Data entries
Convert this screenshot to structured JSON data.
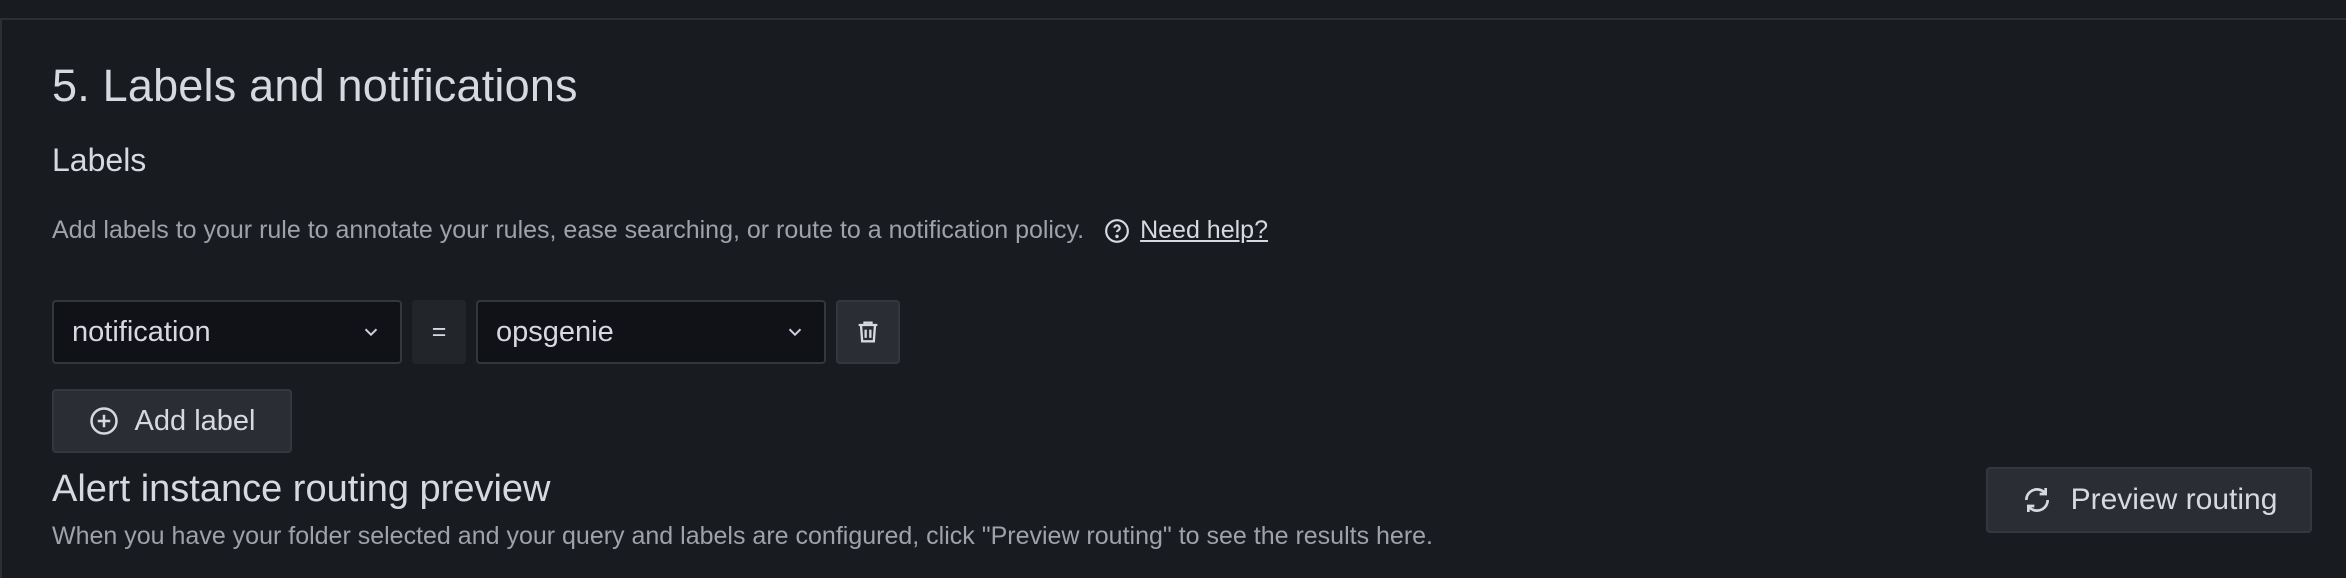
{
  "section": {
    "title": "5. Labels and notifications"
  },
  "labels": {
    "heading": "Labels",
    "description": "Add labels to your rule to annotate your rules, ease searching, or route to a notification policy.",
    "help_link": "Need help?",
    "help_icon": "question-circle-icon",
    "rows": [
      {
        "key": "notification",
        "operator": "=",
        "value": "opsgenie"
      }
    ],
    "delete_icon": "trash-icon",
    "add_label": "Add label",
    "add_icon": "plus-circle-icon"
  },
  "routing": {
    "title": "Alert instance routing preview",
    "description": "When you have your folder selected and your query and labels are configured, click \"Preview routing\" to see the results here.",
    "preview_button": "Preview routing",
    "preview_icon": "sync-icon"
  },
  "colors": {
    "background": "#181b1f",
    "input_bg": "#111217",
    "button_bg": "#2a2d33",
    "border": "#34373c",
    "text": "#d8d9e0",
    "muted_text": "#9fa1ab"
  }
}
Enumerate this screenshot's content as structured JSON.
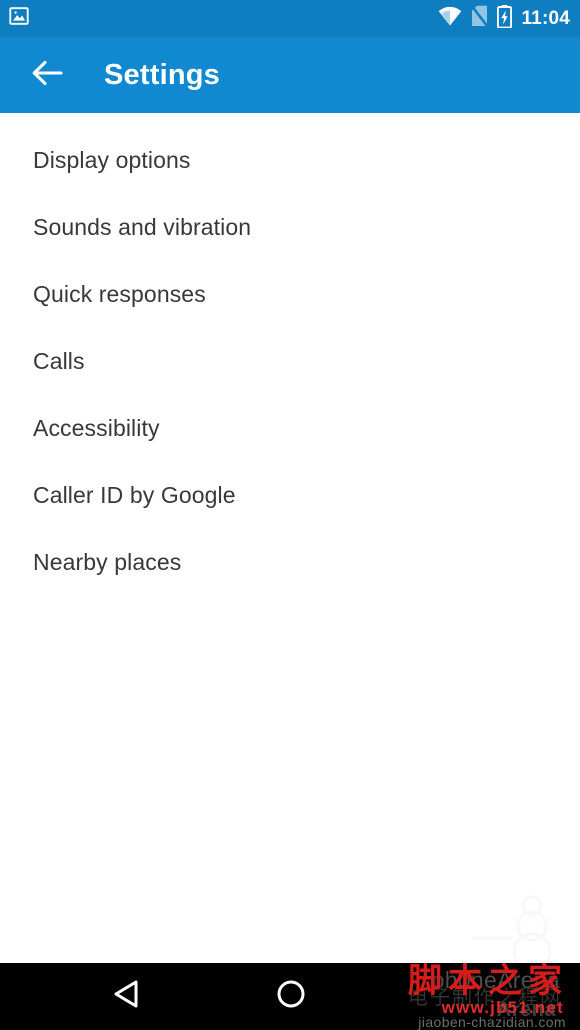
{
  "status_bar": {
    "background_color": "#0f7ec0",
    "time": "11:04",
    "notification_icon": "image-notification-icon",
    "icons": [
      {
        "name": "wifi-icon",
        "label": "Wi-Fi connected"
      },
      {
        "name": "no-sim-icon",
        "label": "No SIM card"
      },
      {
        "name": "battery-charging-icon",
        "label": "Battery charging"
      }
    ]
  },
  "app_bar": {
    "background_color": "#1089d0",
    "title": "Settings",
    "back_icon": "arrow-left-icon"
  },
  "settings_list": {
    "items": [
      {
        "label": "Display options"
      },
      {
        "label": "Sounds and vibration"
      },
      {
        "label": "Quick responses"
      },
      {
        "label": "Calls"
      },
      {
        "label": "Accessibility"
      },
      {
        "label": "Caller ID by Google"
      },
      {
        "label": "Nearby places"
      }
    ],
    "text_color": "#383838"
  },
  "watermarks": {
    "phonearena": "phoneArena",
    "phonearena_sub": "Arena",
    "chinese_site": "脚本之家",
    "chinese_site_alt": "电子制作之程网",
    "chinese_url": "www.jb51.net",
    "chinese_url_sub": "jiaoben-chazidian.com"
  },
  "nav_bar": {
    "background_color": "#000000",
    "buttons": [
      {
        "name": "nav-back-button",
        "icon": "triangle-back-icon"
      },
      {
        "name": "nav-home-button",
        "icon": "circle-home-icon"
      }
    ]
  }
}
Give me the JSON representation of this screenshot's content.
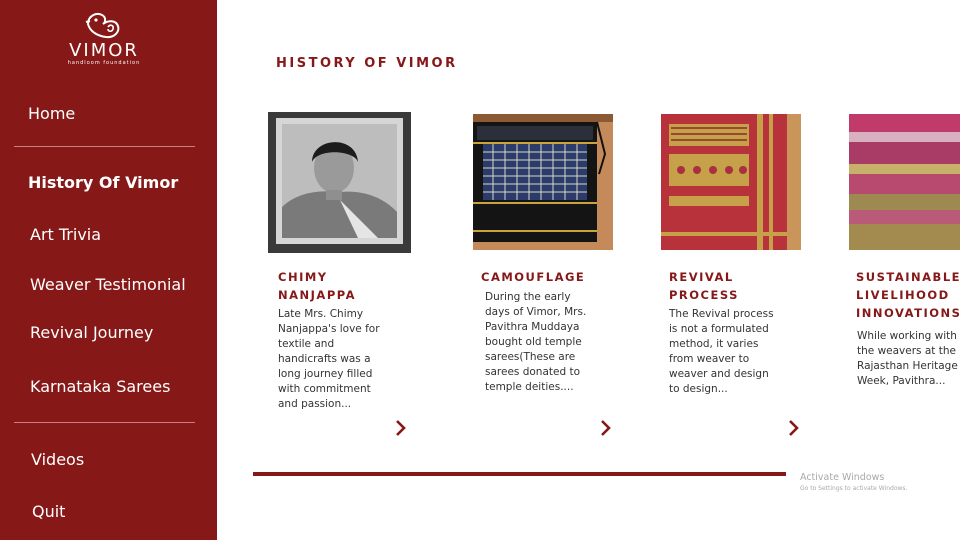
{
  "brand": {
    "name": "VIMOR",
    "tagline": "handloom foundation"
  },
  "nav": {
    "items": [
      {
        "label": "Home"
      },
      {
        "label": "History Of Vimor"
      },
      {
        "label": "Art Trivia"
      },
      {
        "label": "Weaver Testimonial"
      },
      {
        "label": "Revival Journey"
      },
      {
        "label": "Karnataka Sarees"
      },
      {
        "label": "Videos"
      },
      {
        "label": "Quit"
      }
    ],
    "active": "History Of Vimor"
  },
  "main": {
    "title": "HISTORY OF VIMOR",
    "cards": [
      {
        "title_lines": [
          "CHIMY",
          "NANJAPPA"
        ],
        "text_lines": [
          "Late Mrs. Chimy",
          "Nanjappa's love for",
          "textile and",
          "handicrafts was a",
          "long journey filled",
          "with commitment",
          "and passion..."
        ],
        "image": "vintage-portrait-photo"
      },
      {
        "title_lines": [
          "CAMOUFLAGE"
        ],
        "text_lines": [
          "During the early",
          "days of Vimor, Mrs.",
          "Pavithra Muddaya",
          "bought old temple",
          "sarees(These are",
          "sarees donated to",
          "temple deities...."
        ],
        "image": "checked-saree-photo"
      },
      {
        "title_lines": [
          "REVIVAL",
          "PROCESS"
        ],
        "text_lines": [
          "The Revival process",
          "is not a formulated",
          "method, it varies",
          "from weaver to",
          "weaver and design",
          "to design..."
        ],
        "image": "red-saree-photo"
      },
      {
        "title_lines": [
          "SUSTAINABLE",
          "LIVELIHOOD",
          "INNOVATIONS"
        ],
        "text_lines": [
          "While working with",
          "the weavers at the",
          "Rajasthan Heritage",
          "Week, Pavithra..."
        ],
        "image": "striped-fabric-photo"
      }
    ],
    "progress_fraction": 0.64
  },
  "watermark": {
    "title": "Activate Windows",
    "subtitle": "Go to Settings to activate Windows."
  },
  "colors": {
    "sidebar": "#861818",
    "accent": "#861818",
    "text": "#333333"
  }
}
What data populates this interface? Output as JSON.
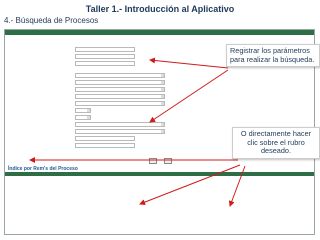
{
  "slide": {
    "title": "Taller 1.- Introducción al Aplicativo",
    "subtitle": "4.- Búsqueda de Procesos"
  },
  "callouts": {
    "register": "Registrar los parámetros para realizar la búsqueda.",
    "click_heading": "O directamente hacer clic sobre el rubro deseado."
  },
  "screenshot": {
    "colors": {
      "brand_green": "#2d6e47",
      "link_blue": "#1f5a96",
      "arrow_red": "#d11a1a"
    },
    "index_title": "Índice por Rem's del Proceso"
  }
}
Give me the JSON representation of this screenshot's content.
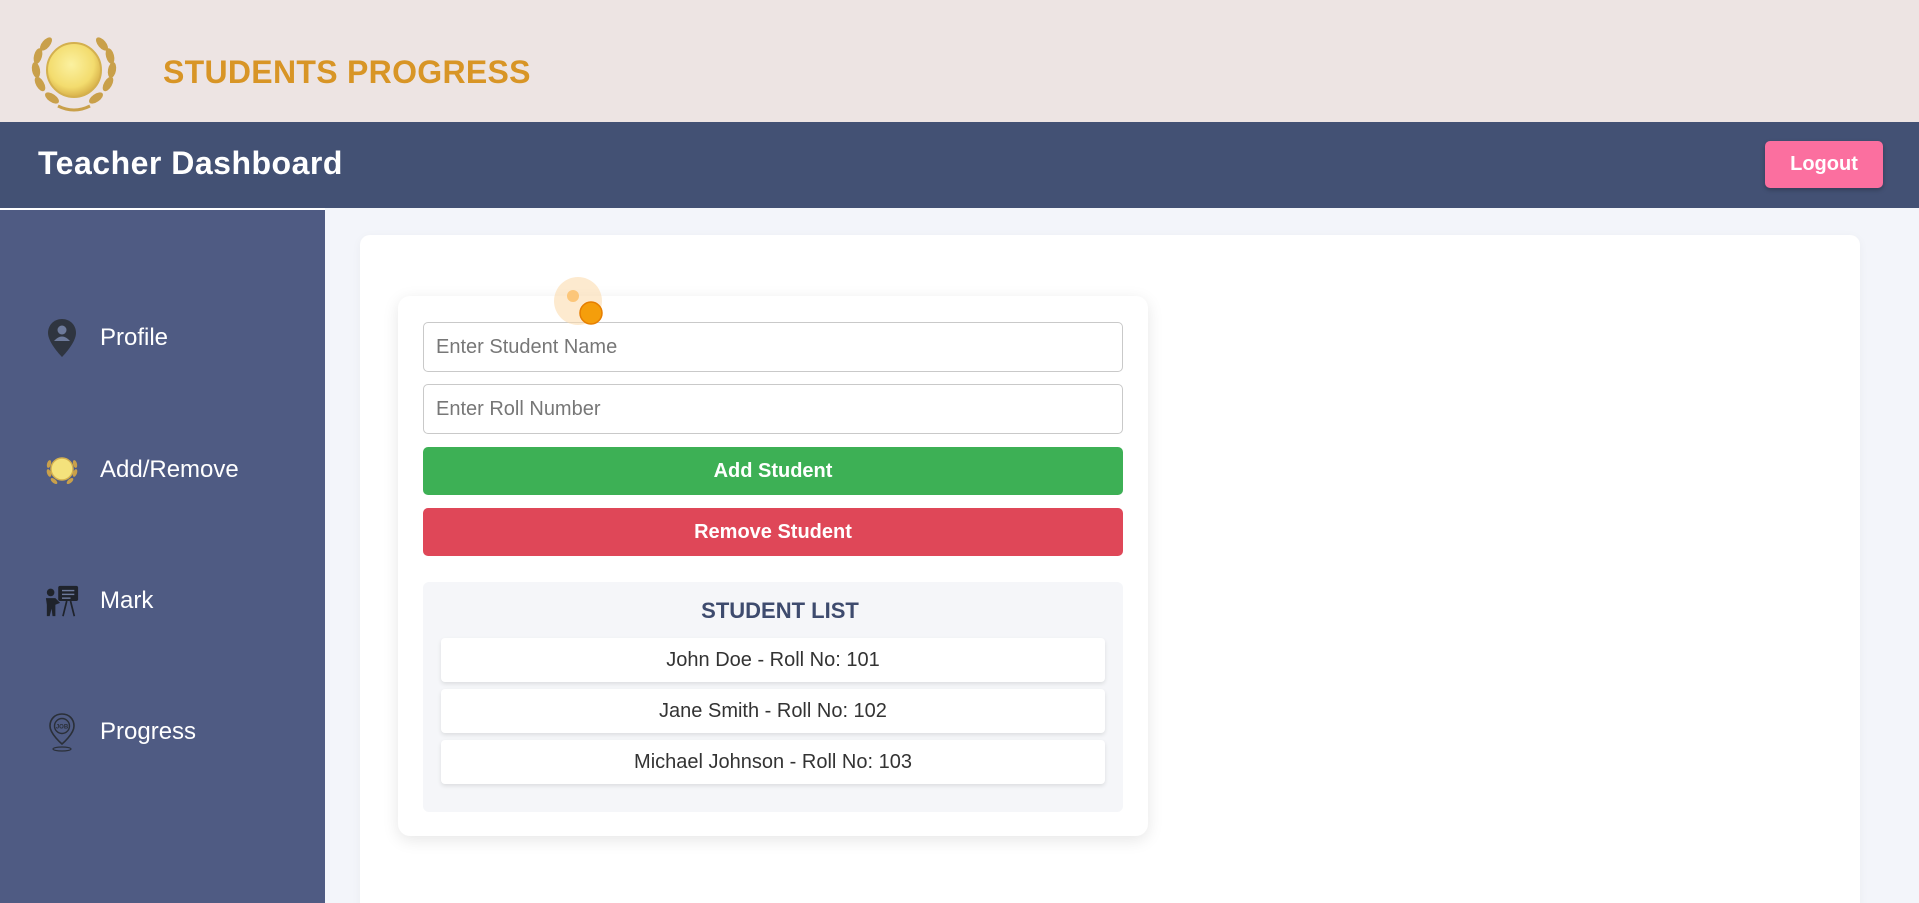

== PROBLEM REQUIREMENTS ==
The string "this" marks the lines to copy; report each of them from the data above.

== COMPLETED EXERCISE ==
Convert this screenshot to structured JSON data.
Enumerate this screenshot's content as structured JSON.
Give me the JSON representation of this screenshot's content.
What data populates this interface? Output as JSON.
Give me the JSON representation of this screenshot's content.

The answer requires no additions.